What you need to do
Check each line of the records below and collect those that include the word "source".

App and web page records

════════════════════

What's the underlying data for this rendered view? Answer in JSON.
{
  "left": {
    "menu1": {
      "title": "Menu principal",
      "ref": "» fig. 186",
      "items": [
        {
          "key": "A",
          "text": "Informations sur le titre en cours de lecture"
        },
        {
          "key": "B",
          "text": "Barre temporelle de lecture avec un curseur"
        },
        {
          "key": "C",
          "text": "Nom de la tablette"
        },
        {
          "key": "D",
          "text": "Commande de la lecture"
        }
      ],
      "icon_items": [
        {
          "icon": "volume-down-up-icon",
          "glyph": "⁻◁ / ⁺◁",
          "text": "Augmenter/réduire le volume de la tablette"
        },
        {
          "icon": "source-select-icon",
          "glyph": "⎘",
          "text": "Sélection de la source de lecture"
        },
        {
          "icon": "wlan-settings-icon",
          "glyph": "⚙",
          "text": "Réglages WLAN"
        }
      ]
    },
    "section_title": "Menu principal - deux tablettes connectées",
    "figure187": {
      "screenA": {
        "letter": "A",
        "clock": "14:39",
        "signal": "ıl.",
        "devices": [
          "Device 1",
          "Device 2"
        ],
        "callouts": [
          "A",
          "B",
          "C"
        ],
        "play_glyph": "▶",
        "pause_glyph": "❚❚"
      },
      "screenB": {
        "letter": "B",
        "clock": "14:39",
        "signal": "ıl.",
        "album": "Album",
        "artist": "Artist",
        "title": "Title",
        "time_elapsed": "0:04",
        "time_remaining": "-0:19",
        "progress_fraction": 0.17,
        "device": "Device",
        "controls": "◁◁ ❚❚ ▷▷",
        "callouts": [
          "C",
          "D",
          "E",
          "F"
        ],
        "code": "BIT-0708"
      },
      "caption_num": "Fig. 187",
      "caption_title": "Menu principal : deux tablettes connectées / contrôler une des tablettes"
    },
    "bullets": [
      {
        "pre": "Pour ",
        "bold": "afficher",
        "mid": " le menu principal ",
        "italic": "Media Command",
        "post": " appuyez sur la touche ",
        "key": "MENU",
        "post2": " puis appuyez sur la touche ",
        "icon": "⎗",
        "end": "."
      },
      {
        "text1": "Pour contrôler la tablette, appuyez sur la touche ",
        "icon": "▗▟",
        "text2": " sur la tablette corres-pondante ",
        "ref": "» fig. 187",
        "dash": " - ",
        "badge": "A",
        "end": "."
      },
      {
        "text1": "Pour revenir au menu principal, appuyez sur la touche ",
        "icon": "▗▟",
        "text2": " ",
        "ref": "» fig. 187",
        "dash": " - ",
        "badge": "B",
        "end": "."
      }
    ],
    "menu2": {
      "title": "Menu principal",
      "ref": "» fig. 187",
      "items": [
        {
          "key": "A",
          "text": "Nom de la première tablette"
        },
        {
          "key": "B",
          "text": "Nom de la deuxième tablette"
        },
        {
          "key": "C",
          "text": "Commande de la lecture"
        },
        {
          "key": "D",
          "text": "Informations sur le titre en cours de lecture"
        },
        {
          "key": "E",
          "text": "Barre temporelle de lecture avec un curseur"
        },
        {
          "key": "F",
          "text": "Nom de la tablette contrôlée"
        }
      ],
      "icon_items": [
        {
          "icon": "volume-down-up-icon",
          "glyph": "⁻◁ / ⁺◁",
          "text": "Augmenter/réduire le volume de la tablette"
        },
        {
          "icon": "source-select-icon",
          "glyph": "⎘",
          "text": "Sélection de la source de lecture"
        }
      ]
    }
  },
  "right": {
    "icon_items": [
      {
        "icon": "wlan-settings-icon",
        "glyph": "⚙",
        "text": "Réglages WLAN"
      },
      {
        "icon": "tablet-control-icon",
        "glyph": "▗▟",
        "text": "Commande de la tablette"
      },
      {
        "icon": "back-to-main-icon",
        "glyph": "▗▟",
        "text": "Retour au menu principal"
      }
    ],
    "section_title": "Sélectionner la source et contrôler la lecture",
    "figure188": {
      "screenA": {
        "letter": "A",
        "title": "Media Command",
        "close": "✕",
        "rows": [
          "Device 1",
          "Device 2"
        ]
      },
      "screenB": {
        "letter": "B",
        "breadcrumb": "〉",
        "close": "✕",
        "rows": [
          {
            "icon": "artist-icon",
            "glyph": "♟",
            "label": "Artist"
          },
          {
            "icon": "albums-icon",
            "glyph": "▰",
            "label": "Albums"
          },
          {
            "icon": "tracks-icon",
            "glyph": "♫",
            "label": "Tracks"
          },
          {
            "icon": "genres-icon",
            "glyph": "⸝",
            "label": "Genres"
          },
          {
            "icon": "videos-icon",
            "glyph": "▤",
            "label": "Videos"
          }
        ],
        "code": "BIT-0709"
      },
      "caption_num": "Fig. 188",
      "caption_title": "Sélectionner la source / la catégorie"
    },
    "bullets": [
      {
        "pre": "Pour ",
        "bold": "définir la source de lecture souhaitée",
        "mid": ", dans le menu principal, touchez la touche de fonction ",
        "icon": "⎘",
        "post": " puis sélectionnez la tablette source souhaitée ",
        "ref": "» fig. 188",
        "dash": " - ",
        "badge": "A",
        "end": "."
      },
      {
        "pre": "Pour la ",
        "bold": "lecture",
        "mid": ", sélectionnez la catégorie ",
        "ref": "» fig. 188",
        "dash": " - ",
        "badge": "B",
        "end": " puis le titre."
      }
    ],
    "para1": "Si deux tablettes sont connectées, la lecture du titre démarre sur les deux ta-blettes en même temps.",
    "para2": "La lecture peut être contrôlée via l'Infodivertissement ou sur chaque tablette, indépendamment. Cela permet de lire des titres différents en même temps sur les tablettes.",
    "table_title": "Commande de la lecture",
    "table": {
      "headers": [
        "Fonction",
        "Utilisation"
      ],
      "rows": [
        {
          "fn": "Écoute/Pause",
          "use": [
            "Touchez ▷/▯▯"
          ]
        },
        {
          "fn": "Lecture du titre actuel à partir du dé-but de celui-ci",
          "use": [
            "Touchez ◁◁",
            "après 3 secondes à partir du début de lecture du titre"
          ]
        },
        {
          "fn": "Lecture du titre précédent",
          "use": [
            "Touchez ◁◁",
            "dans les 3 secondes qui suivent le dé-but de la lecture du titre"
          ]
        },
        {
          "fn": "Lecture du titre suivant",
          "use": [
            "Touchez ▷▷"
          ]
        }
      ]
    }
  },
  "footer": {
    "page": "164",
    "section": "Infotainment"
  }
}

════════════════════

Result of the task
          "icon": "source-select-icon",
          "text": "Sélection de la source de lecture"
          "icon": "source-select-icon",
          "text": "Sélection de la source de lecture"
    "section_title": "Sélectionner la source et contrôler la lecture",
      "caption_title": "Sélectionner la source / la catégorie"
        "bold": "définir la source de lecture souhaitée",
        "post": " puis sélectionnez la tablette source souhaitée ",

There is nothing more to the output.